▸ RECORDS FOR THE EXERCISE:
- Opening Delimiter -

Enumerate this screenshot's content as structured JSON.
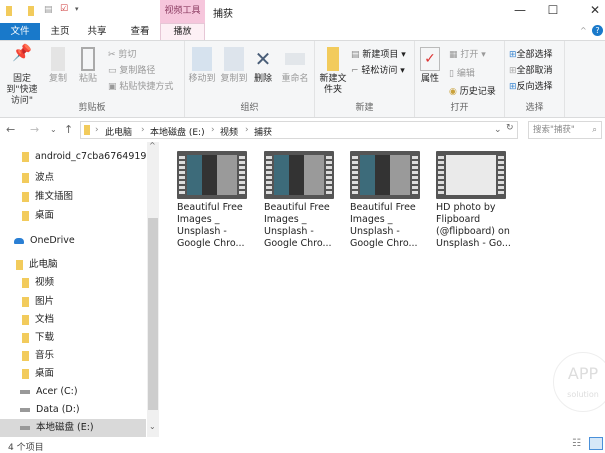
{
  "window": {
    "title": "捕获",
    "context_group": "视频工具",
    "minimize": "—",
    "maximize": "☐",
    "close": "✕"
  },
  "tabs": [
    {
      "label": "文件"
    },
    {
      "label": "主页"
    },
    {
      "label": "共享"
    },
    {
      "label": "查看"
    },
    {
      "label": "播放"
    }
  ],
  "ribbon": {
    "clipboard": {
      "label": "剪贴板",
      "pin": "固定到\"快速访问\"",
      "copy": "复制",
      "paste": "粘贴",
      "cut": "剪切",
      "copy_path": "复制路径",
      "paste_shortcut": "粘贴快捷方式"
    },
    "organize": {
      "label": "组织",
      "move_to": "移动到",
      "copy_to": "复制到",
      "delete": "删除",
      "rename": "重命名"
    },
    "new": {
      "label": "新建",
      "new_folder": "新建文件夹",
      "new_item": "新建项目 ▾",
      "easy_access": "轻松访问 ▾"
    },
    "open": {
      "label": "打开",
      "properties": "属性",
      "open": "打开 ▾",
      "edit": "编辑",
      "history": "历史记录"
    },
    "select": {
      "label": "选择",
      "select_all": "全部选择",
      "select_none": "全部取消",
      "invert": "反向选择"
    }
  },
  "address": {
    "crumbs": [
      "此电脑",
      "本地磁盘 (E:)",
      "视频",
      "捕获"
    ],
    "search_placeholder": "搜索\"捕获\""
  },
  "nav": [
    {
      "label": "android_c7cba6764919c0",
      "icon": "folder-icon"
    },
    {
      "label": "波点",
      "icon": "folder-icon"
    },
    {
      "label": "推文插图",
      "icon": "folder-icon"
    },
    {
      "label": "桌面",
      "icon": "desktop-icon"
    },
    {
      "label": "OneDrive",
      "icon": "cloud-icon"
    },
    {
      "label": "此电脑",
      "icon": "computer-icon"
    },
    {
      "label": "视频",
      "icon": "video-folder-icon"
    },
    {
      "label": "图片",
      "icon": "pictures-folder-icon"
    },
    {
      "label": "文档",
      "icon": "documents-folder-icon"
    },
    {
      "label": "下载",
      "icon": "downloads-folder-icon"
    },
    {
      "label": "音乐",
      "icon": "music-folder-icon"
    },
    {
      "label": "桌面",
      "icon": "desktop-icon"
    },
    {
      "label": "Acer (C:)",
      "icon": "drive-icon"
    },
    {
      "label": "Data (D:)",
      "icon": "drive-icon"
    },
    {
      "label": "本地磁盘 (E:)",
      "icon": "drive-icon",
      "selected": true
    }
  ],
  "files": [
    {
      "name": "Beautiful Free Images _ Unsplash - Google Chro..."
    },
    {
      "name": "Beautiful Free Images _ Unsplash - Google Chro..."
    },
    {
      "name": "Beautiful Free Images _ Unsplash - Google Chro..."
    },
    {
      "name": "HD photo by Flipboard (@flipboard) on Unsplash - Go..."
    }
  ],
  "status": {
    "count": "4 个项目"
  },
  "watermark": "APP solution",
  "colors": {
    "file_tab": "#1979ca",
    "context_tab": "#f6c6dc",
    "selected": "#d9d9d9"
  }
}
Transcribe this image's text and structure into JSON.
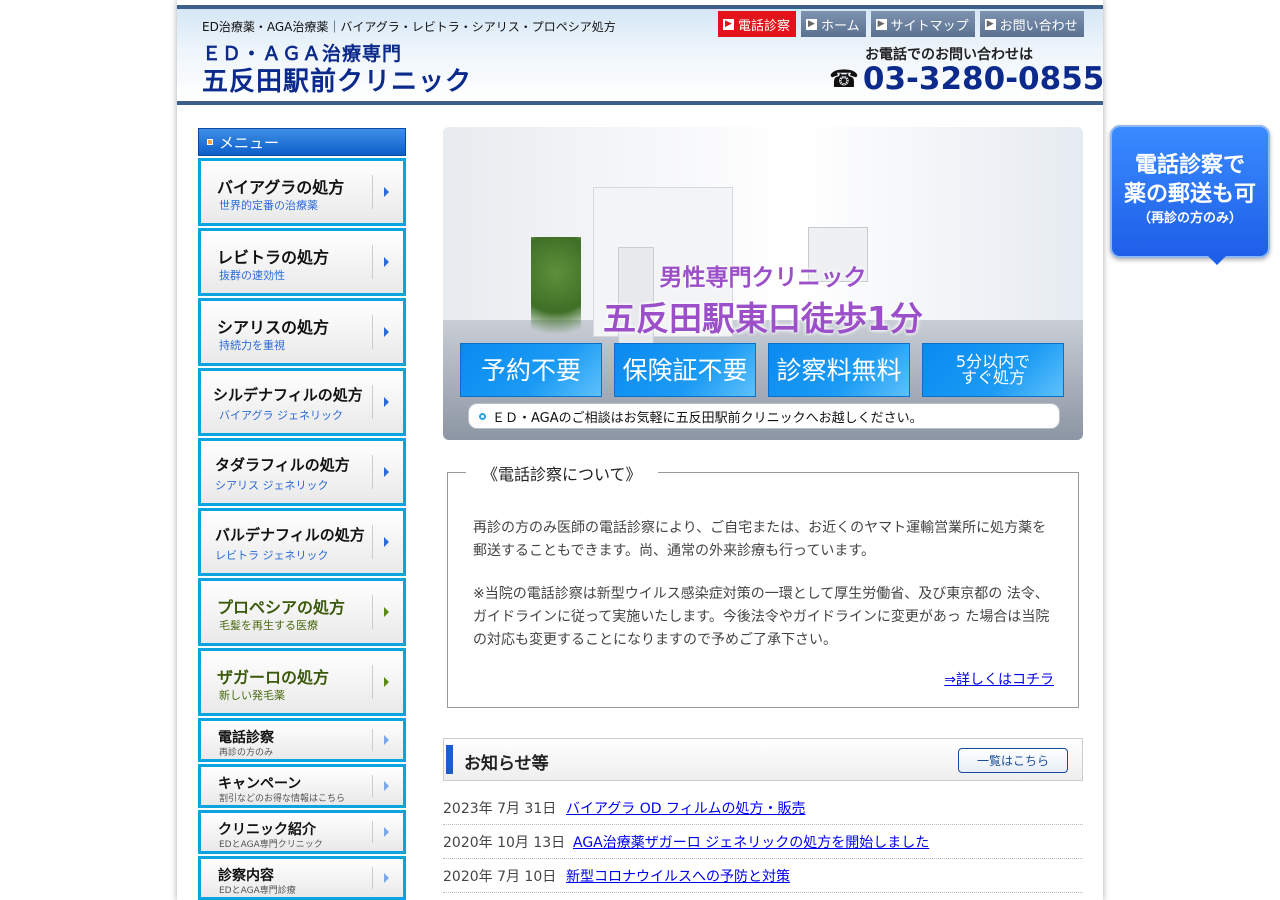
{
  "header": {
    "tagline": "ED治療薬・AGA治療薬｜バイアグラ・レビトラ・シアリス・プロペシア処方",
    "logo_line1": "ＥＤ・ＡＧＡ治療専門",
    "logo_line2": "五反田駅前クリニック",
    "nav": [
      "電話診察",
      "ホーム",
      "サイトマップ",
      "お問い合わせ"
    ],
    "phone_caption": "お電話でのお問い合わせは",
    "phone_icon": "telephone-icon",
    "phone_number": "03-3280-0855"
  },
  "sidebar": {
    "title": "メニュー",
    "items": [
      {
        "title": "バイアグラの処方",
        "sub": "世界的定番の治療薬"
      },
      {
        "title": "レビトラの処方",
        "sub": "抜群の速効性"
      },
      {
        "title": "シアリスの処方",
        "sub": "持続力を重視"
      },
      {
        "title": "シルデナフィルの処方",
        "sub": "バイアグラ ジェネリック"
      },
      {
        "title": "タダラフィルの処方",
        "sub": "シアリス ジェネリック"
      },
      {
        "title": "バルデナフィルの処方",
        "sub": "レビトラ ジェネリック"
      },
      {
        "title": "プロペシアの処方",
        "sub": "毛髪を再生する医療"
      },
      {
        "title": "ザガーロの処方",
        "sub": "新しい発毛薬"
      },
      {
        "title": "電話診察",
        "sub": "再診の方のみ"
      },
      {
        "title": "キャンペーン",
        "sub": "割引などのお得な情報はこちら"
      },
      {
        "title": "クリニック紹介",
        "sub": "EDとAGA専門クリニック"
      },
      {
        "title": "診察内容",
        "sub": "EDとAGA専門診療"
      }
    ]
  },
  "hero": {
    "subtitle": "男性専門クリニック",
    "title": "五反田駅東口徒歩1分",
    "features": [
      "予約不要",
      "保険証不要",
      "診察料無料",
      "5分以内で\nすぐ処方"
    ],
    "bar_text": "ＥＤ・AGAのご相談はお気軽に五反田駅前クリニックへお越しください。"
  },
  "notice": {
    "title": "《電話診察について》",
    "p1": "再診の方のみ医師の電話診察により、ご自宅または、お近くのヤマト運輸営業所に処方薬を郵送することもできます。尚、通常の外来診療も行っています。",
    "p2": "※当院の電話診察は新型ウイルス感染症対策の一環として厚生労働省、及び東京都の 法令、ガイドラインに従って実施いたします。今後法令やガイドラインに変更があっ た場合は当院の対応も変更することになりますので予めご了承下さい。",
    "link": "⇒詳しくはコチラ"
  },
  "news": {
    "title": "お知らせ等",
    "all_button": "一覧はこちら",
    "items": [
      {
        "date": "2023年 7月 31日",
        "text": "バイアグラ OD フィルムの処方・販売"
      },
      {
        "date": "2020年 10月 13日",
        "text": "AGA治療薬ザガーロ ジェネリックの処方を開始しました"
      },
      {
        "date": "2020年 7月 10日",
        "text": "新型コロナウイルスへの予防と対策"
      }
    ]
  },
  "badge": {
    "line1": "電話診察で",
    "line2": "薬の郵送も可",
    "line3": "（再診の方のみ）"
  },
  "colors": {
    "brand": "#0b2a8c",
    "accent": "#0aa4e0",
    "nav_active": "#e4121a",
    "hero_text": "#9b4fc9"
  }
}
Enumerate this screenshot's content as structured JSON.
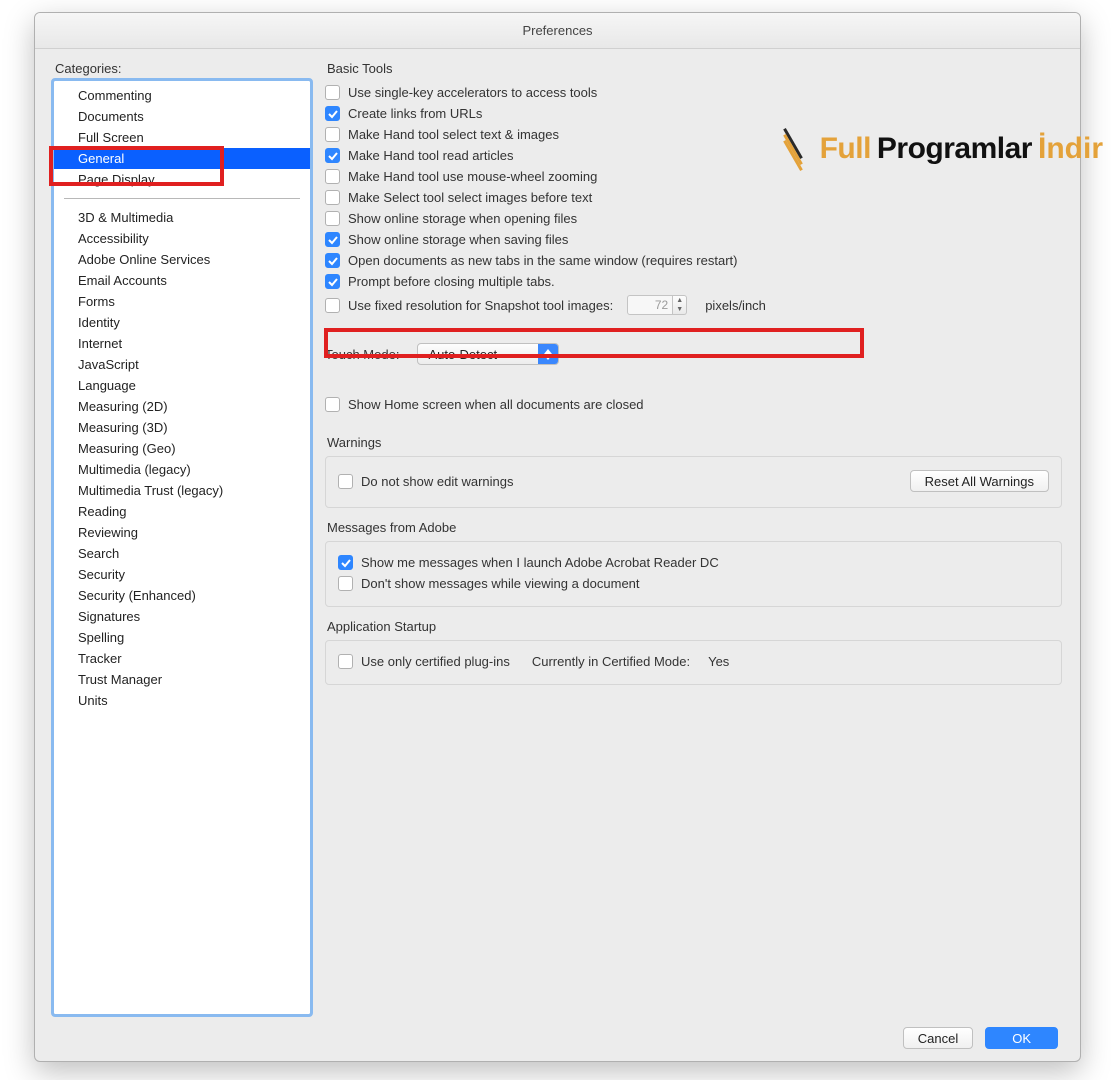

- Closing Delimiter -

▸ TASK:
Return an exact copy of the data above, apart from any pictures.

▸ ANSWER SECTION:
Enumerate this screenshot's content as structured JSON.
{
  "window": {
    "title": "捕获",
    "context_group": "视频工具",
    "minimize": "—",
    "maximize": "☐",
    "close": "✕"
  },
  "tabs": [
    {
      "label": "文件"
    },
    {
      "label": "主页"
    },
    {
      "label": "共享"
    },
    {
      "label": "查看"
    },
    {
      "label": "播放"
    }
  ],
  "ribbon": {
    "clipboard": {
      "label": "剪贴板",
      "pin": "固定到\"快速访问\"",
      "copy": "复制",
      "paste": "粘贴",
      "cut": "剪切",
      "copy_path": "复制路径",
      "paste_shortcut": "粘贴快捷方式"
    },
    "organize": {
      "label": "组织",
      "move_to": "移动到",
      "copy_to": "复制到",
      "delete": "删除",
      "rename": "重命名"
    },
    "new": {
      "label": "新建",
      "new_folder": "新建文件夹",
      "new_item": "新建项目 ▾",
      "easy_access": "轻松访问 ▾"
    },
    "open": {
      "label": "打开",
      "properties": "属性",
      "open": "打开 ▾",
      "edit": "编辑",
      "history": "历史记录"
    },
    "select": {
      "label": "选择",
      "select_all": "全部选择",
      "select_none": "全部取消",
      "invert": "反向选择"
    }
  },
  "address": {
    "crumbs": [
      "此电脑",
      "本地磁盘 (E:)",
      "视频",
      "捕获"
    ],
    "search_placeholder": "搜索\"捕获\""
  },
  "nav": [
    {
      "label": "android_c7cba6764919c0",
      "icon": "folder-icon"
    },
    {
      "label": "波点",
      "icon": "folder-icon"
    },
    {
      "label": "推文插图",
      "icon": "folder-icon"
    },
    {
      "label": "桌面",
      "icon": "desktop-icon"
    },
    {
      "label": "OneDrive",
      "icon": "cloud-icon"
    },
    {
      "label": "此电脑",
      "icon": "computer-icon"
    },
    {
      "label": "视频",
      "icon": "video-folder-icon"
    },
    {
      "label": "图片",
      "icon": "pictures-folder-icon"
    },
    {
      "label": "文档",
      "icon": "documents-folder-icon"
    },
    {
      "label": "下载",
      "icon": "downloads-folder-icon"
    },
    {
      "label": "音乐",
      "icon": "music-folder-icon"
    },
    {
      "label": "桌面",
      "icon": "desktop-icon"
    },
    {
      "label": "Acer (C:)",
      "icon": "drive-icon"
    },
    {
      "label": "Data (D:)",
      "icon": "drive-icon"
    },
    {
      "label": "本地磁盘 (E:)",
      "icon": "drive-icon",
      "selected": true
    }
  ],
  "files": [
    {
      "name": "Beautiful Free Images _ Unsplash - Google Chro..."
    },
    {
      "name": "Beautiful Free Images _ Unsplash - Google Chro..."
    },
    {
      "name": "Beautiful Free Images _ Unsplash - Google Chro..."
    },
    {
      "name": "HD photo by Flipboard (@flipboard) on Unsplash - Go..."
    }
  ],
  "status": {
    "count": "4 个项目"
  },
  "watermark": "APP solution",
  "colors": {
    "file_tab": "#1979ca",
    "context_tab": "#f6c6dc",
    "selected": "#d9d9d9"
  }
}
Transcribe this image's text and structure into JSON.
{
  "header": {
    "tagline": "ED治療薬・AGA治療薬｜バイアグラ・レビトラ・シアリス・プロペシア処方",
    "logo_line1": "ＥＤ・ＡＧＡ治療専門",
    "logo_line2": "五反田駅前クリニック",
    "nav": [
      "電話診察",
      "ホーム",
      "サイトマップ",
      "お問い合わせ"
    ],
    "phone_caption": "お電話でのお問い合わせは",
    "phone_icon": "telephone-icon",
    "phone_number": "03-3280-0855"
  },
  "sidebar": {
    "title": "メニュー",
    "items": [
      {
        "title": "バイアグラの処方",
        "sub": "世界的定番の治療薬"
      },
      {
        "title": "レビトラの処方",
        "sub": "抜群の速効性"
      },
      {
        "title": "シアリスの処方",
        "sub": "持続力を重視"
      },
      {
        "title": "シルデナフィルの処方",
        "sub": "バイアグラ ジェネリック"
      },
      {
        "title": "タダラフィルの処方",
        "sub": "シアリス ジェネリック"
      },
      {
        "title": "バルデナフィルの処方",
        "sub": "レビトラ ジェネリック"
      },
      {
        "title": "プロペシアの処方",
        "sub": "毛髪を再生する医療"
      },
      {
        "title": "ザガーロの処方",
        "sub": "新しい発毛薬"
      },
      {
        "title": "電話診察",
        "sub": "再診の方のみ"
      },
      {
        "title": "キャンペーン",
        "sub": "割引などのお得な情報はこちら"
      },
      {
        "title": "クリニック紹介",
        "sub": "EDとAGA専門クリニック"
      },
      {
        "title": "診察内容",
        "sub": "EDとAGA専門診療"
      }
    ]
  },
  "hero": {
    "subtitle": "男性専門クリニック",
    "title": "五反田駅東口徒歩1分",
    "features": [
      "予約不要",
      "保険証不要",
      "診察料無料",
      "5分以内で\nすぐ処方"
    ],
    "bar_text": "ＥＤ・AGAのご相談はお気軽に五反田駅前クリニックへお越しください。"
  },
  "notice": {
    "title": "《電話診察について》",
    "p1": "再診の方のみ医師の電話診察により、ご自宅または、お近くのヤマト運輸営業所に処方薬を郵送することもできます。尚、通常の外来診療も行っています。",
    "p2": "※当院の電話診察は新型ウイルス感染症対策の一環として厚生労働省、及び東京都の 法令、ガイドラインに従って実施いたします。今後法令やガイドラインに変更があっ た場合は当院の対応も変更することになりますので予めご了承下さい。",
    "link": "⇒詳しくはコチラ"
  },
  "news": {
    "title": "お知らせ等",
    "all_button": "一覧はこちら",
    "items": [
      {
        "date": "2023年 7月 31日",
        "text": "バイアグラ OD フィルムの処方・販売"
      },
      {
        "date": "2020年 10月 13日",
        "text": "AGA治療薬ザガーロ ジェネリックの処方を開始しました"
      },
      {
        "date": "2020年 7月 10日",
        "text": "新型コロナウイルスへの予防と対策"
      }
    ]
  },
  "badge": {
    "line1": "電話診察で",
    "line2": "薬の郵送も可",
    "line3": "（再診の方のみ）"
  },
  "colors": {
    "brand": "#0b2a8c",
    "accent": "#0aa4e0",
    "nav_active": "#e4121a",
    "hero_text": "#9b4fc9"
  }
}
Enumerate this screenshot's content as structured JSON.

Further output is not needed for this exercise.